Haute Route – Stage 6 – GC 96 Megève to Morzine
Yesterday's ride really took its toll, but once the timing started today the legs woke up again, and felt fresh and strong for the last day of the High Alps.
145km – 3,400m – Col de l'Épine, Col de la Colombière, Col de Joux Plane
Stage position: 103
GC position: 96
I woke up feeling like I’d been asleep only for a minute, feeling no better than when I had just rolled in after yesterday’s ten hours of riding. Breakfast was a slog of forcing food down but not actually wanting anything. I tried to grab an extra five minutes of sleep on the bus back to town, but that didn’t help either. There was even a drizzle of rain over the start, as we were waiting for 7am to arrive.
I managed the now-routine morning checklist (bottles, pump tyres, chamois cream, bag drop) and went to wait in the starting pen, really just leaning on the barrier at the side and waiting for the day to start.
The start was a 15km convoy out of town with the usual escort of police and safety motorbikes, along some of the route we had come in the evening before. After the 15km we hit a small, 2km climb where the timing started.
And everything just started working, like a switch. I couldn’t quite believe it, but legs hit the climb and were like “oh yes, I remember how this works”, pumping out good solid power as if yesterday was just a dream in a poor night’s sleep. As seems standard for the first climb of the day, again people were passing me, pushing way too hard up this tiny climb as if it were a little sprint. Fly my pretties, I’ll catch you later.
I had a great group for the first valley section up to the Épine, a big rolling peloton in which I had to do almost no work to cruise at a 45km/h average. Hitting the climb my legs just carried on tapping, feeling good. Quick pit stop to pick up water and it was into that rare beast of a timed descent down to a rolling valley before the Colombière.
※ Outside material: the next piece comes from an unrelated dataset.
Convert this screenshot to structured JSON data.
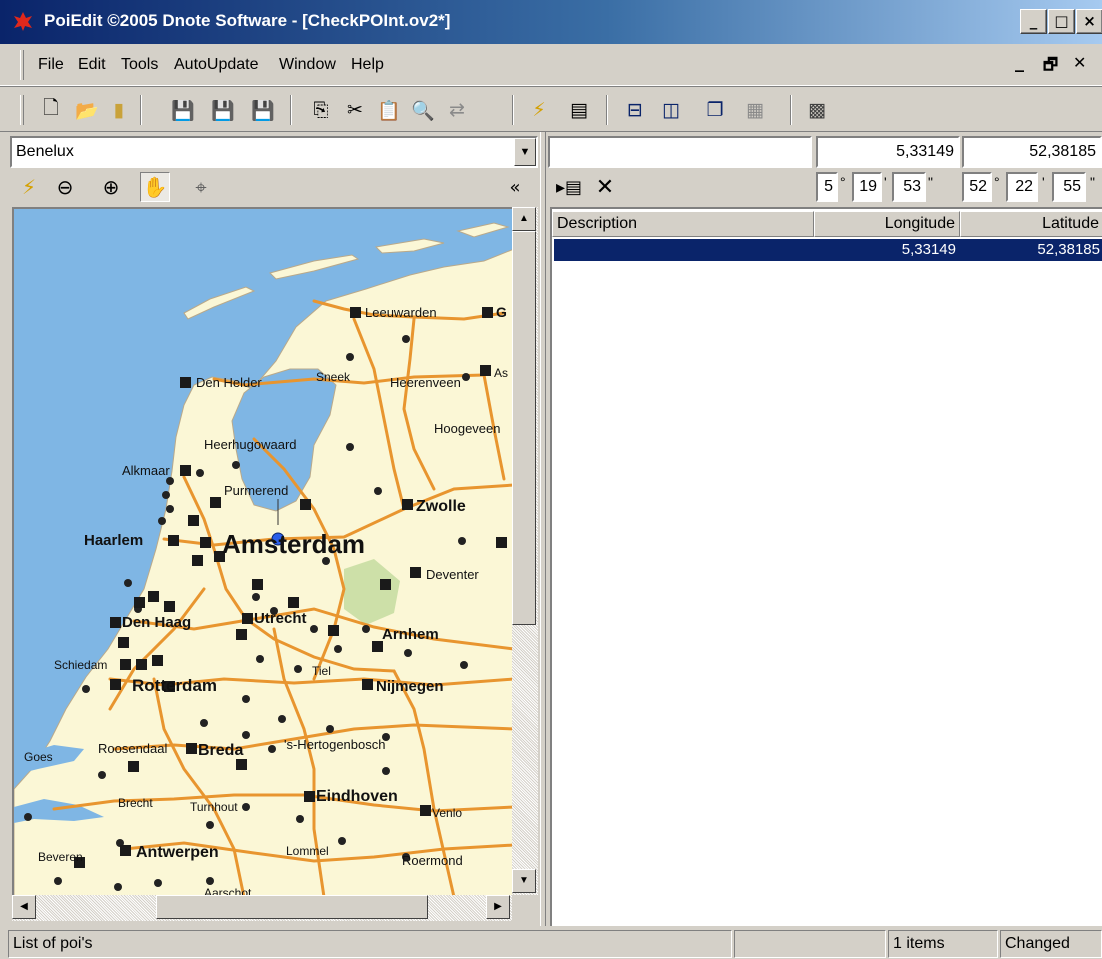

In the valley and the foothills of the Colombière it was much more difficult to get a working group together. Not more than a few people were willing to work on the front, and I found myself doing more than my fair share of the work, and somehow also doing too little work and going too slowly when I wasn’t pulling the group. Eventually I realised that it wouldn’t need much a push to get away from the group, and that I could go at the pace I wanted alone, and faster without the group. So I just rode off the front!
Not long after I hit the start of the climb proper (passing one of the people I’ve been tracking in the GC just around then, too!), and wasn’t caught by any of that group on the way up. The Col de la Colombière was a lovely climb, starting with a few switchbacks jumping out of the village, going through another ski station, and ending up with views under towering rock formations near the top of the pass. Though I didn’t see any of the mountain ibex that were mentioned in the guide to the climb!
This was another well-paced climb, with another visit to the pain cave for the last stretch. I took a lot of time out of people on this section – after being in 157th place on the stage after the first climb, I reached this summit in 111th. Pacing and not overdoing it really was the theme of this race.
One more untimed descent, a fast one through a gorgeous, wooded valley. Near the bottom I found some fast looking riders, including four members of a team who have been riding well in the team competition. I cruised with them to the next timing mat, the start of the Col de Joux Plane, at which it became clear within seconds that I wasn’t going to stay with their pace and they launched up the hill together! (There’s a reason people win those prizes…) The start of the climb was up a dual carriageway, not the most scenic of routes, but before long we were up once more into narrow roads winding past farmhouses and cottages, and eventually into much more isolated areas.
This far into a stage it wasn’t unusual to be alone on a climb like this. I was climbing well and so still passing people occasionally, but not riding with anyone. It’s the most wonderful feeling of calm when it’s working like this, and you have the countryside all to yourself!
Again I paced myself into the pain cave for the top of the climb, helped on by a shouty guy who had parked up a kilometre from the finish just to cheer people on, and by the calls of encouragement from other riders.
As I reached the top, and as the fog of a hard effort cleared, I became aware of the sound of bells – lots and lots of bells. On the far side of the little lake at the top of this pass was an ampitheatre shaped hill covered in cows with cowbells, chewing on the grass and making an absolute racket! (The Google Street View of this area was taken in winter, giving a rather different impression of the top of this boiling hot climb.)
This turned out to be a really good day, after expectations bordering on fear at the start. I still wished I hadn’t pushed quite so hard towards the end of stage 5, though.